Defense Media Network

Army Explores Miniature Aerostat Concept

MAKO may bring force protection and situational awareness benefits of an aerostat down to the small unit level

In addition to the critical communications and networking systems that the U.S. Army is testing and evaluating through its semi-annual Network Integration Evaluation (NIE) events, conducted by 2nd Brigade / 1st Armored Division at Ft. Bliss, Texas and White Sands Missile Range, N.M., the NIEs are also being utilized to explore the “rapid fielding” contributions represented by a range of emerging systems.

One of the systems explored under the recently completed NIE 12.1 was MAKO, an easy to deploy, easy to repair, scalable, modular and highly flexible tethered flight system designed to provide tactical users with maximum flexibility in meeting their coverage needs. MAKO also provides soldiers with an intelligence, surveillance and reconnaissance (ISR) system with features that include:

  • portability – (man-packable while wearing standard current combat equipment);
  • a high resolution image and full motion video surveillance camera during day/night operations; and
  • a communications repeater capability to increase dismounted patrol range and increase situational awareness.

In other words, MAKO incorporates many of the situational awareness and force protection benefits offered by large tethered aerostats, but introduces them down to the small unit level.

Mako portability

Man-packable MAKO components on display at NIE 12.1. Photo by Scott R. Gourley

Developed by SofCoast Inc., MAKO combines the characteristics of small unmanned aircraft systems, aerostats and kites in a single tethered hybrid air vehicle design.

Company descriptions point to MAKO’s ability to leverage and manage buoyant lift, aerodynamic energy, dynamic torque and drag load, adding, “Embedded in the wing set, the onboard inertial measurement unit, flight controls, GPS receiver, and flight battery enables this Hybrid Lighter Than Air System (LTAS) to react immediately to changing wind conditions and provide exceptional levels of stability and flight performance. This patented system enables the air vehicle to ‘climb’ the tether or ‘transition’ from balloon flight to aerodynamic flight unlike any other tethered inflatable device in the marketplace.”

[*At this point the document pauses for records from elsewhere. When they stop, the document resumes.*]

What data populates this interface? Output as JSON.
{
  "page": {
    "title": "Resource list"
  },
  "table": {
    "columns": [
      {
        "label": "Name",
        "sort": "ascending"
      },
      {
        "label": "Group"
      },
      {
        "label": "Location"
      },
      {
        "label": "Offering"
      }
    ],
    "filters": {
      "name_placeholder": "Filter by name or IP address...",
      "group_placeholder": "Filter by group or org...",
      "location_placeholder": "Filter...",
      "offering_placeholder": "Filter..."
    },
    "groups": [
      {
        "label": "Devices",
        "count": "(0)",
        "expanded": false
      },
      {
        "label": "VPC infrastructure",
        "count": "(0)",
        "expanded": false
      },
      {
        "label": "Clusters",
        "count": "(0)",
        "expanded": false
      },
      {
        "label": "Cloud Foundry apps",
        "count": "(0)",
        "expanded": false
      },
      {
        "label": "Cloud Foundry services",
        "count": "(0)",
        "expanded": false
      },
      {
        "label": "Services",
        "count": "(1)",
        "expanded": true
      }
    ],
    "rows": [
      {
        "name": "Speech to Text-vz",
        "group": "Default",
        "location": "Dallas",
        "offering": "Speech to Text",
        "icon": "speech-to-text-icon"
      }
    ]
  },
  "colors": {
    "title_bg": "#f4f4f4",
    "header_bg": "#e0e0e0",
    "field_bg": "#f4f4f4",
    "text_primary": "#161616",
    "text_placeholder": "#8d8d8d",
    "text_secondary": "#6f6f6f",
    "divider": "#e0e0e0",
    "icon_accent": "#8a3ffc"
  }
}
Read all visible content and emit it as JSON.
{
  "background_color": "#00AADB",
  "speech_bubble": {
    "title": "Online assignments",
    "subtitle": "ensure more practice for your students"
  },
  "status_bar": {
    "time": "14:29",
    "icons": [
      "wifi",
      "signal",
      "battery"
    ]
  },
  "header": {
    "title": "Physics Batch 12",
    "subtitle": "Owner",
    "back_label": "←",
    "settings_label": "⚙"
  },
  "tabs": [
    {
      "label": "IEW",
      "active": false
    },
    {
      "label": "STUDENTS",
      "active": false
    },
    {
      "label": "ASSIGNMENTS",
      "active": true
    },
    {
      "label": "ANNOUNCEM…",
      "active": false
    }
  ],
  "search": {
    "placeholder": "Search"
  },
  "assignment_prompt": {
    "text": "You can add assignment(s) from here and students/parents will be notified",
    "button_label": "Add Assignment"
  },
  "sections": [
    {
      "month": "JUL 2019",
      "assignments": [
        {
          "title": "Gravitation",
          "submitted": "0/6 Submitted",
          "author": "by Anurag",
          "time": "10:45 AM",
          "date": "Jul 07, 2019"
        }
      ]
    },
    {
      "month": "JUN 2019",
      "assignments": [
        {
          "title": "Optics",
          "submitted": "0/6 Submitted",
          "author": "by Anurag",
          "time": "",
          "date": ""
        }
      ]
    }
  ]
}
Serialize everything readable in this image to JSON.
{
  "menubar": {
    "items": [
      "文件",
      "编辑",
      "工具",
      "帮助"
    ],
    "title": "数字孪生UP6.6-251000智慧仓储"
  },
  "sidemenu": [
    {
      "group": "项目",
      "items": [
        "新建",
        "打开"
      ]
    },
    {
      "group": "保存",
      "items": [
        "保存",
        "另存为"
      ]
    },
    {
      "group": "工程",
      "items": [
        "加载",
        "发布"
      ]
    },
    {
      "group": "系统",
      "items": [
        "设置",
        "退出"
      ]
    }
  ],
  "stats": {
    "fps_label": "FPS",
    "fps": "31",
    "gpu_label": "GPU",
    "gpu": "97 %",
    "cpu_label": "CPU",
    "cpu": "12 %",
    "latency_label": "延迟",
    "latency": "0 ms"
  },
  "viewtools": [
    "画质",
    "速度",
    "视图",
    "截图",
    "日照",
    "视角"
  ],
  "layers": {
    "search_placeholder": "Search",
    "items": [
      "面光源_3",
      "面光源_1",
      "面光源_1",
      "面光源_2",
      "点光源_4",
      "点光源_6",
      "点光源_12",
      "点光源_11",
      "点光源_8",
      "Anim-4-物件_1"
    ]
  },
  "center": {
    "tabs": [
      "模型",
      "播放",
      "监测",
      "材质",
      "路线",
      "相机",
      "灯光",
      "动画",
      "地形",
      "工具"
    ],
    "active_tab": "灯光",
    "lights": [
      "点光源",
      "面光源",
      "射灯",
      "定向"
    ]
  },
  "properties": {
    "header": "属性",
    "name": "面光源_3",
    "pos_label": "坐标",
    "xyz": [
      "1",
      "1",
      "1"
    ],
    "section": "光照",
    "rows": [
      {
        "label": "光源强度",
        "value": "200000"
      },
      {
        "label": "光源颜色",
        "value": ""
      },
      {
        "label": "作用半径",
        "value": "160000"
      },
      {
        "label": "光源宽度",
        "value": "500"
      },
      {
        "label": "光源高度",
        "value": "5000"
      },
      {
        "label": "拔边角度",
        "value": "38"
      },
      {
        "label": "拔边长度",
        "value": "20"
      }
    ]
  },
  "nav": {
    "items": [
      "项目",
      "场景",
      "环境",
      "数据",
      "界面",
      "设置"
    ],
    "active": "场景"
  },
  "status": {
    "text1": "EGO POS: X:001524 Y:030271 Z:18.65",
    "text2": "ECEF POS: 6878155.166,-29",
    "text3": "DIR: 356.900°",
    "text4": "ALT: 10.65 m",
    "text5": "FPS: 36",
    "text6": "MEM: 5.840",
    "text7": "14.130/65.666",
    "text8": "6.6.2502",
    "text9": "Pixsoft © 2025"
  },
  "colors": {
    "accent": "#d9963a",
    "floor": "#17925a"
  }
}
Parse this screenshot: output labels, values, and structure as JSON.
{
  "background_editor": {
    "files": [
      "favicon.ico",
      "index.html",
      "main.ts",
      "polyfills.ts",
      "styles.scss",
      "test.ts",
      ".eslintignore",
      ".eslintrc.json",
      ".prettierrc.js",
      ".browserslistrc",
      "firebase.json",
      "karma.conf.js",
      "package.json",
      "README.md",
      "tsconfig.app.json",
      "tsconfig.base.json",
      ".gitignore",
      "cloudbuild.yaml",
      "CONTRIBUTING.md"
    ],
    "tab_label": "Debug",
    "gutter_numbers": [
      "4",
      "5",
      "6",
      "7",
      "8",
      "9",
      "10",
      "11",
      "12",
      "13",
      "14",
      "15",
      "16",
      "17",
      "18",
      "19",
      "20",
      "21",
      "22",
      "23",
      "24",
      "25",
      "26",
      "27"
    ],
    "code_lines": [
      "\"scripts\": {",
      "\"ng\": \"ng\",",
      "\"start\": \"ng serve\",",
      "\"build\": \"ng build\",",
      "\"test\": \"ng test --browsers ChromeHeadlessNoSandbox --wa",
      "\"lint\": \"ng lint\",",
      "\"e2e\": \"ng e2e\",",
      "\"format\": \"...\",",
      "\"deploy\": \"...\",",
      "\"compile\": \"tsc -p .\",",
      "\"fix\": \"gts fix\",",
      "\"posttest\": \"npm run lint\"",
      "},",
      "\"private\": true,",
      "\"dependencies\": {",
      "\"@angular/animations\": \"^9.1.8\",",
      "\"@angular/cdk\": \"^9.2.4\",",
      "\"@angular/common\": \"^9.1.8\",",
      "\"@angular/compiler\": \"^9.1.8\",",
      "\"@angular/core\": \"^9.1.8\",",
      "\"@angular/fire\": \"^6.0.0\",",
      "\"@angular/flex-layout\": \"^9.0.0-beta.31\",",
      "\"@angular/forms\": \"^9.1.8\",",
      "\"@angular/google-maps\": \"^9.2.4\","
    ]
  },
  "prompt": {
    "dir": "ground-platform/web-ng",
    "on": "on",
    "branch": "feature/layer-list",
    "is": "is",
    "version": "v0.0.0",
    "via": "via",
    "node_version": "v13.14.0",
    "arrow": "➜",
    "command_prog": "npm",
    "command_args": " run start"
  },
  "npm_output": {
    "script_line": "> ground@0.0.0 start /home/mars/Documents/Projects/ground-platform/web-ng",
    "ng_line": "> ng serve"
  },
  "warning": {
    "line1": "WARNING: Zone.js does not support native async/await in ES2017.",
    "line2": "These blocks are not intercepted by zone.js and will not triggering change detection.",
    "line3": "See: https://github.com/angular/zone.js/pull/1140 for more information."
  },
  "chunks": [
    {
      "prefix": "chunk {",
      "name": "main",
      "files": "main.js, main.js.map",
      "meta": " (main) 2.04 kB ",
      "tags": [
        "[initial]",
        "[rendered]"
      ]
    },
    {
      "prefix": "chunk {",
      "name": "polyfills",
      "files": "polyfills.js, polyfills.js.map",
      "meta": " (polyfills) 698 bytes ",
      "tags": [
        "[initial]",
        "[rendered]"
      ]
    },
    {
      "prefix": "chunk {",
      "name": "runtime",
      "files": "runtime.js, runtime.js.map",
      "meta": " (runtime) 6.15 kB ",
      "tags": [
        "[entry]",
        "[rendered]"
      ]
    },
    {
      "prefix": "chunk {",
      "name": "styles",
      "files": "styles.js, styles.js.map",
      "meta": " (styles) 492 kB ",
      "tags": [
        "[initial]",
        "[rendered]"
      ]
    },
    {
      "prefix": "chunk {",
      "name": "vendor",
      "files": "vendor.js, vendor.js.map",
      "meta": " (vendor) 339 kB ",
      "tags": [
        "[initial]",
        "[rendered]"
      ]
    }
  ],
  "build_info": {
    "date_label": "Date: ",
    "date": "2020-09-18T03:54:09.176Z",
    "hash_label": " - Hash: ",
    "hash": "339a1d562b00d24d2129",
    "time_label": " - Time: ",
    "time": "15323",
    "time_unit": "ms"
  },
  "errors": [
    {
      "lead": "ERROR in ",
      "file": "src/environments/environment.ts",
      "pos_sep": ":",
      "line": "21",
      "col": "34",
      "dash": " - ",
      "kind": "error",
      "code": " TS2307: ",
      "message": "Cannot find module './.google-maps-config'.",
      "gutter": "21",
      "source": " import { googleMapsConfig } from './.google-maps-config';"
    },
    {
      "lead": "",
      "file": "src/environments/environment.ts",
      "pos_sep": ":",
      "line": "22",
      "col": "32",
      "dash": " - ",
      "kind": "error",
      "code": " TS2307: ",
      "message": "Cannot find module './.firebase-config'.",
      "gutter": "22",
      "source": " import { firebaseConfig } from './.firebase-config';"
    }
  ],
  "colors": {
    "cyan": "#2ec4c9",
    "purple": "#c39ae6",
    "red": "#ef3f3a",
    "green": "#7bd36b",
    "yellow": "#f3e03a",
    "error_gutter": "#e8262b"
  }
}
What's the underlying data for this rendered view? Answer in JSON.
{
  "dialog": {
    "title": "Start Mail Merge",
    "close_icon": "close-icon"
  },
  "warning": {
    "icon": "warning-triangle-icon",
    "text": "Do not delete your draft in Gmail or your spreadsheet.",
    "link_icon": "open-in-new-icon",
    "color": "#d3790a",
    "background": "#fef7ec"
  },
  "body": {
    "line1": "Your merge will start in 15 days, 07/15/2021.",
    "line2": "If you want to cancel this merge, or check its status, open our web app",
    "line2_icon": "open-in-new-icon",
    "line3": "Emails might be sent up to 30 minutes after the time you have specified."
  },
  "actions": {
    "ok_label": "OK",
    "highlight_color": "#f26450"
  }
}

According to Wes Inskeep, SofCoast field representative at NIE 12.1 (and president of his own company, BlankSafe, Inc.), the MAKO and associated package “is particularly good for persistent ISR and forward operating base security, especially in a tactical environment.”

MAKO Airborne NIE-12-1

A MAKO air vehicle airborne during NIE 12.1. Photo by Scott R. Gourley

“Imagine an ability to put it up at night for force protection and to give you some ‘breathing room’ around yourself,” he said. “You can put a thermal package up with it. You can put up electro-optical with night vision or other payloads. It can also be used to carry either communications gear or an antenna set aloft – and you can imagine how that would greatly improve your line of sight range for VHF and other types of radio communications.”

“It’s packaged to be two-man portable,” he added. “The rucksack is comprised of two carbon fiber-wrapped helium bottles and also contains the avionics package and electrical package. The helium bottles are wrapped in ballistic material, which gives it resistance to damage but also doubles the weight of the package. So, while the bottles alone are only 22 pounds, the ballistic material is more than 22 pounds.”

“The wing set package is not particularly heavy,” he continued. “It’s an easy two-man carry. It also comes with a bivvy sack, because the helium-filled element is stowed inflated on the ground until ready for release.”

He noted that “a commercial, fishing-style rod and reel” had been modified to serve as the tethering element.

“It takes out that line and goes straight vertical with it,” Inskeep explained. “And when you want it down you ‘reel it in’ from your base position.”

The MAKO system has been in development since June 2011. The U.S. Army Rapid Equipping Force (REF) is using two systems in NIE activities and plans to send five to theater for forward area assessment.


Scott Gourley is a former U.S. Army officer and the author of more than 1,500...